It is just one example. He is under assault on all fronts.
“I use the mute button with impunity.” He says. Referencing the constant heckling he is subjected to.
But the efficiency of that is debatable. Often, he wakes up with a thousand notifications on twitter, and maybe half are outright heckling. It must take a toll, if not mentally, then with regards to time. Valuable time is lost, assessing which content is or isn’t genuine feedback. Valuable time is lost placing these bots on mute, so that valuable content and feedback does not get clouded in the trolling.
The might of 3 men appearing like a thousand men and women
Tomorrow is another day. Chances are another fake letter will emerge. It will likely be ludicrous if not laughable. Yet it remains potent, because in the eyes of the reader on the fence, unaware of efforts to engineer his / her perception, it may just be true.
Much as conventional media, opinion leaders, and public figures try to avoid being sucked in to this deadly game of disproving false allegations, the evidence on the ground seems to say otherwise.
For the web brigades, this represents a victory.
The more time Jeffery spends dispelling false allegations, the less time he has to contribute meaningfully to the fight for democracy, good governance, and rule of law in Africa.
As journalists, we are often told to ignore the trolls.
“Don’t feed the trolls” is the cliché in the game. Yet, for people like Jeffery, it is not that cut and dry or black and white. It is a grey area of many many shades.
Ignoring the falsehoods carries its own dangers. Readers on the fence may take what is said as fact, and that may damage the cause.
It leaves him, and those like him in an impossible position where they must engage the facts of the troll, without necessarily engaging the troll. And that as you can read is a line that is ever so blurry.
It is impossible because, even when statements are issued, the sheer volume and relentlessness of the profiles deems the efforts a salvaging venture. Most people are after all inclined to believe the opinions of 1000 men over 1 man.
Yet, unfortunately, in this dirty underworld of bots, trolls and fake profiles, the opinion of one man, often carries more credibility than that of 1000 men.
Of course, it is worth mentioning that the 1000 men are not really men at all. They are most times 2 or 3 men in charge of 1000 ghosts. And until the average social media user can discern propaganda and fiction from fact, and Twitter, Facebook, and YouTube are willing to deal with this matter, it may remain a skewed world, where those that propel truth are ‘botted’ left, right, center, front and behind.
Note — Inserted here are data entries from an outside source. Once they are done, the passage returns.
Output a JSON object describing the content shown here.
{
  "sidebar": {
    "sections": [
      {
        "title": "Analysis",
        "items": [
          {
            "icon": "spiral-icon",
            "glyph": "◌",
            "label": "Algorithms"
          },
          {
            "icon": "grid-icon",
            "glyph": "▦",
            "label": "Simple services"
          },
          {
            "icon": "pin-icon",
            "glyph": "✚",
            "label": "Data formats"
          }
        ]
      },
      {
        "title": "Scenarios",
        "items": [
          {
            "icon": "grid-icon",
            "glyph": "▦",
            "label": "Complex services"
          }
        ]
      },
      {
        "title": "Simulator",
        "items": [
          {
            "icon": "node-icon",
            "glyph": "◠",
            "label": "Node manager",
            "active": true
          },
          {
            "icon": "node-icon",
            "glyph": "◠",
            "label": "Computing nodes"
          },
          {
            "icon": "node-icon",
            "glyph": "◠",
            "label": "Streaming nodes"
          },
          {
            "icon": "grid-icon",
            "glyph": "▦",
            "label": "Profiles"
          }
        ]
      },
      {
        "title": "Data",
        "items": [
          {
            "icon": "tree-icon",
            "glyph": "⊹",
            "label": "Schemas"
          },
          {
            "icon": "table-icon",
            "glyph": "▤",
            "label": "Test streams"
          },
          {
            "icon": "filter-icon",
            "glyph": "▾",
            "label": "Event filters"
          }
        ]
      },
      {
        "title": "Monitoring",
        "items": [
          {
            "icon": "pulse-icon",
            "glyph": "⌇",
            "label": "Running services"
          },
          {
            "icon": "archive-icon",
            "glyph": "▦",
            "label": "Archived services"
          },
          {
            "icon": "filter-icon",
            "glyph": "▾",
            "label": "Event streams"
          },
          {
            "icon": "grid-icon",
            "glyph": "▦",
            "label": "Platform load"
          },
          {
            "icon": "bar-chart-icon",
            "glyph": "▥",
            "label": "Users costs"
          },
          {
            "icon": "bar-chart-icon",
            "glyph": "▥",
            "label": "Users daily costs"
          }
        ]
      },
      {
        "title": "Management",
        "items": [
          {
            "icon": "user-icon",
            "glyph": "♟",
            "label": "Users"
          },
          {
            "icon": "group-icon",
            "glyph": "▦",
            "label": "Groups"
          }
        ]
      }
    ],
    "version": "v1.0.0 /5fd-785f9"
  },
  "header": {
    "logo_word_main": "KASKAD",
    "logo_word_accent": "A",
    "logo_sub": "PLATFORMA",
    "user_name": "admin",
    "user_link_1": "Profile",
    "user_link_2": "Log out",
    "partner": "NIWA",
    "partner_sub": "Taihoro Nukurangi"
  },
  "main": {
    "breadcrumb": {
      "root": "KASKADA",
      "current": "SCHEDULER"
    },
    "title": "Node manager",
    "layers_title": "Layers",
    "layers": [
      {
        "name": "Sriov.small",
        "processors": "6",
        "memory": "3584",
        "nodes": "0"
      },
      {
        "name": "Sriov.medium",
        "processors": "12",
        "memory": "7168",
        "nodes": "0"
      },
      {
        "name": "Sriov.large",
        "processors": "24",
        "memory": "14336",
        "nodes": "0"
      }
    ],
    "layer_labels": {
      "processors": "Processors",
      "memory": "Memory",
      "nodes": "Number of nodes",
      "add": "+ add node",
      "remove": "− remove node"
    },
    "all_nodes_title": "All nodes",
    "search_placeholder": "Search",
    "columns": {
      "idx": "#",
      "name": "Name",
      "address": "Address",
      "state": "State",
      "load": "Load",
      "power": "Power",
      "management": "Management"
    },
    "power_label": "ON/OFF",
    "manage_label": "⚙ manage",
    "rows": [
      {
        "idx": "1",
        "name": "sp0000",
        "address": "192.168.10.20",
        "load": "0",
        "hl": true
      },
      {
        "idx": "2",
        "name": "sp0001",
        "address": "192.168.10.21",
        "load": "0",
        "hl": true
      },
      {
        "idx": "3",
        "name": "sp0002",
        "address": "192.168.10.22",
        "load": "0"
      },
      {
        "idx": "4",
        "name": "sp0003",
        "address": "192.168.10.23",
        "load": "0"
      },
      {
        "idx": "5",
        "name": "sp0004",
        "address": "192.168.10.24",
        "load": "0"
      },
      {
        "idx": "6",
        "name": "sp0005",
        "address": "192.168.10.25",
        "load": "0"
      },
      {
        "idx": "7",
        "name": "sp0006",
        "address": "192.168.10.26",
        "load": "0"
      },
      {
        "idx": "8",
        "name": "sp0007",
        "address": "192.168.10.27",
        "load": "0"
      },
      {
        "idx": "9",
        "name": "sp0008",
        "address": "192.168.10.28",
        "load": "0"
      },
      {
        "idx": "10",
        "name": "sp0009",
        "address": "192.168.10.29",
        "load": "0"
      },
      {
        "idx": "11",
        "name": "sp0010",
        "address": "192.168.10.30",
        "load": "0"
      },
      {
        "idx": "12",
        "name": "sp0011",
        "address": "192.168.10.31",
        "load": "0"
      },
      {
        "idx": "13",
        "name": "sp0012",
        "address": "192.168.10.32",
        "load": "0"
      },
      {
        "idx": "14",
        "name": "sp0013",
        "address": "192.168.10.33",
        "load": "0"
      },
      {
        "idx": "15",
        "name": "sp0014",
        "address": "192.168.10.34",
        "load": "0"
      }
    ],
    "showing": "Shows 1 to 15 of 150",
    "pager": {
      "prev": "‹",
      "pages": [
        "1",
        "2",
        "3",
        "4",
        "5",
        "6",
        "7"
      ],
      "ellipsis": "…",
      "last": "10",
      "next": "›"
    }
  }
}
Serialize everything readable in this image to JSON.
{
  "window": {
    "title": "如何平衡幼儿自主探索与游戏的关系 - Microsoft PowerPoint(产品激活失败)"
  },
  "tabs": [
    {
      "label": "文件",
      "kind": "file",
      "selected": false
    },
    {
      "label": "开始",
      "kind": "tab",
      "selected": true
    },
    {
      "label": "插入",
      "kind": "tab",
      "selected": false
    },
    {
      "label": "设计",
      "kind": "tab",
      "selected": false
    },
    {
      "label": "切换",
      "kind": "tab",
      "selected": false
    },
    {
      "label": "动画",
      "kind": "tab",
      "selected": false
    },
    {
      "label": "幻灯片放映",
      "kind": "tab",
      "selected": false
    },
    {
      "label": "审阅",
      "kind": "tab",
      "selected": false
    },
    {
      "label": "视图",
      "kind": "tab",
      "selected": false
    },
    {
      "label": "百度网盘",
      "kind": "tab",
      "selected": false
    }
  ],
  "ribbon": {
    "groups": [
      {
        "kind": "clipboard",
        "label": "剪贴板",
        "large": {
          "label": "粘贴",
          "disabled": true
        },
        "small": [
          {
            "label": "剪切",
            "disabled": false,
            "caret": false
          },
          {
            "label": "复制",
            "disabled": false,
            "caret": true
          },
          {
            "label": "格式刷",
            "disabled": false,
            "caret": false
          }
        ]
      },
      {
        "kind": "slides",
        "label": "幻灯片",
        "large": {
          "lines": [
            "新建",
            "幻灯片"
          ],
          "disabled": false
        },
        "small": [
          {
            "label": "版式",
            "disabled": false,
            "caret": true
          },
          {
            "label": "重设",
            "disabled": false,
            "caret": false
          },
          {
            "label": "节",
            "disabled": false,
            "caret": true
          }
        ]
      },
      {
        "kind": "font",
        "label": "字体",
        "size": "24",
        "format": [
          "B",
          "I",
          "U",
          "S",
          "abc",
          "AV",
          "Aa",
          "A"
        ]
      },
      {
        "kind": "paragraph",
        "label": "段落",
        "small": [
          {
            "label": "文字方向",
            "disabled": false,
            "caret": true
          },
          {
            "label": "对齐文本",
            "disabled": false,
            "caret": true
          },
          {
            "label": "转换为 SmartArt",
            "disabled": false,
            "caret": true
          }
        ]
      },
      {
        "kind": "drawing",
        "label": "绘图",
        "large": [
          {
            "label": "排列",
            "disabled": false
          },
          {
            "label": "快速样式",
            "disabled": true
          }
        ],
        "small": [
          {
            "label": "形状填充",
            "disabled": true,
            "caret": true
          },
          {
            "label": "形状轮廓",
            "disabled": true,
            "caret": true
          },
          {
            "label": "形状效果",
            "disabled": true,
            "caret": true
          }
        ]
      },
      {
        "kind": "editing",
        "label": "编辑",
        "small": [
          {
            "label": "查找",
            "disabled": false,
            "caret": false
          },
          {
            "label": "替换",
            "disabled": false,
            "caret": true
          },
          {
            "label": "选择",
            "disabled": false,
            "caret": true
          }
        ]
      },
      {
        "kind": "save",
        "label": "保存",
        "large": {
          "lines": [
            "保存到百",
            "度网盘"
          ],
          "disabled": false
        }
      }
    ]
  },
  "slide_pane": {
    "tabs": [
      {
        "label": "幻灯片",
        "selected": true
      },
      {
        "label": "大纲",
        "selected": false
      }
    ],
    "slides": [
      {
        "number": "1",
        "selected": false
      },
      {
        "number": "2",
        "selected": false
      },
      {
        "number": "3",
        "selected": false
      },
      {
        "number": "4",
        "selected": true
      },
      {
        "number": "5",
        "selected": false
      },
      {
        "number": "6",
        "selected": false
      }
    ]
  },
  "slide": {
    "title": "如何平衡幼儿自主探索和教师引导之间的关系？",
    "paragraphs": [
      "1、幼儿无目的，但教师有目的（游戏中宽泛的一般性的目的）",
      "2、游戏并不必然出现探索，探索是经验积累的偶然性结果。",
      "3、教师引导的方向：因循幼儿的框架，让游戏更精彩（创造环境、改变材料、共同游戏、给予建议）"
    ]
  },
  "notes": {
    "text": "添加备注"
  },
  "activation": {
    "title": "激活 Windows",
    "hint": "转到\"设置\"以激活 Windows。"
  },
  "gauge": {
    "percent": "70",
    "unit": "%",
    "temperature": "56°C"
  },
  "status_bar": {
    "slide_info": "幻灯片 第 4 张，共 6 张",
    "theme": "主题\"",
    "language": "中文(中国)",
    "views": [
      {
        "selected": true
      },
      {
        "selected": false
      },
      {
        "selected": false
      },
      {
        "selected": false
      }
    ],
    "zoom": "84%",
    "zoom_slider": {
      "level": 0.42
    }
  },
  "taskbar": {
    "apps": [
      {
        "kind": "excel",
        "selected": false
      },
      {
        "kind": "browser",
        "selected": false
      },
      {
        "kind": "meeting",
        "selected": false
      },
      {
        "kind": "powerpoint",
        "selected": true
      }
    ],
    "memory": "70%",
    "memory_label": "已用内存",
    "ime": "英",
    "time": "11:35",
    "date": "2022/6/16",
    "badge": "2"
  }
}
- Maynard Manyowa is a contributing editor on Khuluma Afrika – a nonpartisan center for political analysis, commentary and investigative journalism. Article is a follow on from this one here